The interior is designed with curves and rectangles. Here the world of water and rivers, the landscapes with trees and the vineyards all meet to form an abstraction of forms and colours. The exterior has been transferred to the interior of the hotel. It was Barth himself who designed the hotel furniture, then commissioning their production to local craftspeople. For the lamps, armchairs and other pieces, Barth selected from the work of the Italian School of Design. Unique pieces were provided by designers such as Vico Magistretti, Achille Castiglioni and Emma Gismondi Schweinberger. The Maran family has indeed researched the original colours and materials to make sure the restoration respected Barth’s work wherever possible.
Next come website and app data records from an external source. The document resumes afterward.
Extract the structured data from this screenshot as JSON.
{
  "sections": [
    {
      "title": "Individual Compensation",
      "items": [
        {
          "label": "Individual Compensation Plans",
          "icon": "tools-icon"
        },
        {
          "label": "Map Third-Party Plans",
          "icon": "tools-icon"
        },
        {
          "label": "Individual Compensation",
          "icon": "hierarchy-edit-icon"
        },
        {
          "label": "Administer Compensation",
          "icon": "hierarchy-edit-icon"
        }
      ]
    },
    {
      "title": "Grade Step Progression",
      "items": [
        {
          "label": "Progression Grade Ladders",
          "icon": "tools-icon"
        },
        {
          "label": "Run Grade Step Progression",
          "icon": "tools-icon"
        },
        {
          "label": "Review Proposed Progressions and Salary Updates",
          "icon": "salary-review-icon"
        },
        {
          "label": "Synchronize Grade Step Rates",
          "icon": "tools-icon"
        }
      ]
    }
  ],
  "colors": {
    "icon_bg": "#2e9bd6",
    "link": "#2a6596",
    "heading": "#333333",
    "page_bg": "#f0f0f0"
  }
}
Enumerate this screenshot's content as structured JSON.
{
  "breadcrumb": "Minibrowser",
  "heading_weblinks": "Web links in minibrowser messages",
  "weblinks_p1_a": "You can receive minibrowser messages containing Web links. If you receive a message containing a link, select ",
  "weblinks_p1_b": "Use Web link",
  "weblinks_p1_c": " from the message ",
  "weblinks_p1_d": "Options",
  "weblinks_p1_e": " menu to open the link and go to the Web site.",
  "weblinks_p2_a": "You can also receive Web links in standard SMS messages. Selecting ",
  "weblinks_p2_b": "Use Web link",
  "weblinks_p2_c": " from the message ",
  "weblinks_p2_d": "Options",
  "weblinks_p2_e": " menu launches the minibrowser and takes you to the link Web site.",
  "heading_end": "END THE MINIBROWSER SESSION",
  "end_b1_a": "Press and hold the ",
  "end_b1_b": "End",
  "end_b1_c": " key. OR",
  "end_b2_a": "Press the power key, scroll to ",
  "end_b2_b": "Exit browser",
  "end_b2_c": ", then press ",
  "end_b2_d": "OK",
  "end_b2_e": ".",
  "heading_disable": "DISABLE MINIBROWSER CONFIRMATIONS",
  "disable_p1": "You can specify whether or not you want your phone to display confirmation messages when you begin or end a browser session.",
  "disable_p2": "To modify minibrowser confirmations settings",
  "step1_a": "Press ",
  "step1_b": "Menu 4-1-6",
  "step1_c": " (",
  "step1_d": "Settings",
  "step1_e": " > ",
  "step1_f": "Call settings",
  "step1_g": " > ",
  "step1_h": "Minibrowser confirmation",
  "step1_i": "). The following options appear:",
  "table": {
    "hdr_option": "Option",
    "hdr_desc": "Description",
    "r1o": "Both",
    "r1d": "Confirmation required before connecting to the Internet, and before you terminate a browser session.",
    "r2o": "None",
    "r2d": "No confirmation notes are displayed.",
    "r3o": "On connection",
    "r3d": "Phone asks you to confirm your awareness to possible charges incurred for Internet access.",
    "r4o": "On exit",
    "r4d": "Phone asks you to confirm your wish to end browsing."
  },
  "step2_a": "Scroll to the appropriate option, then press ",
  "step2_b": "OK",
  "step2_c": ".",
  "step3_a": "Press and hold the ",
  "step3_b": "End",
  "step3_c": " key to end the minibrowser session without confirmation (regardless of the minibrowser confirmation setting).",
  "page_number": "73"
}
Where this was not possible, they acquired contemporary pieces suitable for their style. For furniture, particularly armchairs, chairs and lamps, contemporary Italian design pieces by Gervasoni, Moroso and Artemide have been added. The quest for harmony is perceivable, whether in the common areas, the nooks and corners to hideaway in, or the rooms and suites. The surfaces, colours, outlines, materials, proportions, the light: everything has been attended to, down to the details. Nevertheless, it appears completely natural. That which nature produces for itself outside, quality design produces inside.
With its diversity and position, encased by the UNESCO-awarded beauty of the Dolomites, South Tyrol crosses ‘borders’ with the contrast between Alpine peaks and Mediterranean vineyards. South Tyrolean specialities like apples, wine and smoked ham are produced here. These high-quality products result from the mild climate, with over three hundred days of sunshine per year, and from the work of local farmers, with years of experience at their disposal.
In South Tyrol, the Italian, German and Ladin languages meet. In the mixture of southern ease and rural sense of tradition, a sense of innovation and design finds its roots. The influences of true South Tyrolean personalities and luminaries have combined to mould this province.
At the Seehotel Ambach Restaurant, the proximity to the lake is felt strongly in the restaurant, which seems to extend into the waterscape itself. Via the outer staircases, the wooden decks of the terraces also project out towards the lake. Othmar Barth’s vision was thought out with care. The house kitchen reflects the simplicity and allure of the architecture and lake panorama. The garden harvest is combined with the flavors which define both Mediterranean and fine Alpine cuisine. Sorrel, rose blossom, even the reeds — everything has its place, whether in the dining room, on the lakeside terrace, or on the plate. Gourmet chef Albin Widmann and his team combine the lightness of ingredients from Southern Italy, with traditional South Tyrolean recipes. As a culinary artist, Chef Widmann ensures each guest is just as inspired by the colors and intensity of his compositions, as by the lake panorama itself.
The clientele at the hotel is various. The older generation are regular guests who have remained loyal to the hotel and have already recognised and appreciated the special features (architecture and nature) in their younger years. In recent years, the hotel has also been able to draw the attention of a younger audience, mainly through hotel portals and collections, and social media. The range of activities and areas appeals to guests of different age groups. While the style of the Seventies brings up memories in the older generation, it has made a comeback in style for the younger. Whether you belong to the former or latter, Seehotel Ambach is worth a visit.